My birthday cake this year, from my sweet husband.
We were watching Iron Chef America. The battle was tilapia and the fish were presented swimming in tanks. The chefs scrambled to scoop as many as they could handle, rushing them over to their stations to begin “breaking them down.” The commentators chuckled over the chaos ensuing as the competitors struggled with their secret ingredient. Suddenly one of the fish wriggled free and began flopping across the floor, away, away, as the chef chased after. My breath caught and I hardly realized I was speaking aloud.
“He just wants to live.”
It was such an involuntary reaction that I wasn’t immediately sure what it meant or how to place it. I’m pretty sure Chris thought I was joking. I thought I might be joking too, but there was a kernel of truth to what I said that left me feeling unsettled.
If you live in New York City or delight in the world of food, there's a good chance you're familiar with the highly reputed Momofuku restaurants, including their Milk Bar confectionery. Momofuku's Milk Bar is headed by pasty chef Christina Tosi, who has made a name for herself and her shop by utilizing offbeat techniques (steeping cereal in milk, making an ingredient of breakfast bowl remnants) and quirky flavor combinations (chocolate chip cookies packed also with butterscotch, pretzels, and potato chips) to create treats that are shocking, stunning, and totally crave-worthy. Their Crack Pie is said to be as addictive as its namesake, and their cakes are something to swoon over. I know this because I’ve done so many a time—without ever having taken a bite.
It finally happened. George, our Meyer lemon tree, produced real, honest-to-goodness lemons!
When we last left off (nearly a year ago?!), I had done my best to pollenate George's flowers and we had three baby lemons that seemed to have stuck. They were small and hard and green.
Slowly they began to grow.
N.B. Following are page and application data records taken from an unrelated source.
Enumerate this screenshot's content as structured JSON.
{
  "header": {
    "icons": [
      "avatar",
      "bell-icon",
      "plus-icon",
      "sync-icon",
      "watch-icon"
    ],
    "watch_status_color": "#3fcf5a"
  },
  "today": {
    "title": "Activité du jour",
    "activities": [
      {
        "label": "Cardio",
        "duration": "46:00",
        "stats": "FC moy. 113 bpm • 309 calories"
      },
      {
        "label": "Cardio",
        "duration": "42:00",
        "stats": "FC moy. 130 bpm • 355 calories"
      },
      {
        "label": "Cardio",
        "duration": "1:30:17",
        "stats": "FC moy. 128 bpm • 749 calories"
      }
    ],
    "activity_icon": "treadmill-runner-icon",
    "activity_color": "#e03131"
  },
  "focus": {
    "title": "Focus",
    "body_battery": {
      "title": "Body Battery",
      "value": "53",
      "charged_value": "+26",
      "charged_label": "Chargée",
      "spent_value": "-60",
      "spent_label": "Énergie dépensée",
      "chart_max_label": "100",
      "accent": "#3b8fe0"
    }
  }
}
I remember taking note of the point where they were about the size of golfballs, still green. After that, it seemed as though they never grew any larger--until I'd cup one in my hand and realize it was beginning to fill my palm. And then, all of a sudden, they were baseball-sized and turning yellow.
I’m not sure when or where it very first began, but sometime in the past few years I noticed a wondrous thing of beauty starting to appear on the appetizer table at social gatherings. It was warm and creamy and spicy, and it elicited publicly inappropriate yum-noises from yours truly. I’ve heard it go by many names, but I’m sure you’ll recognize it when I say: buffalo chicken dip.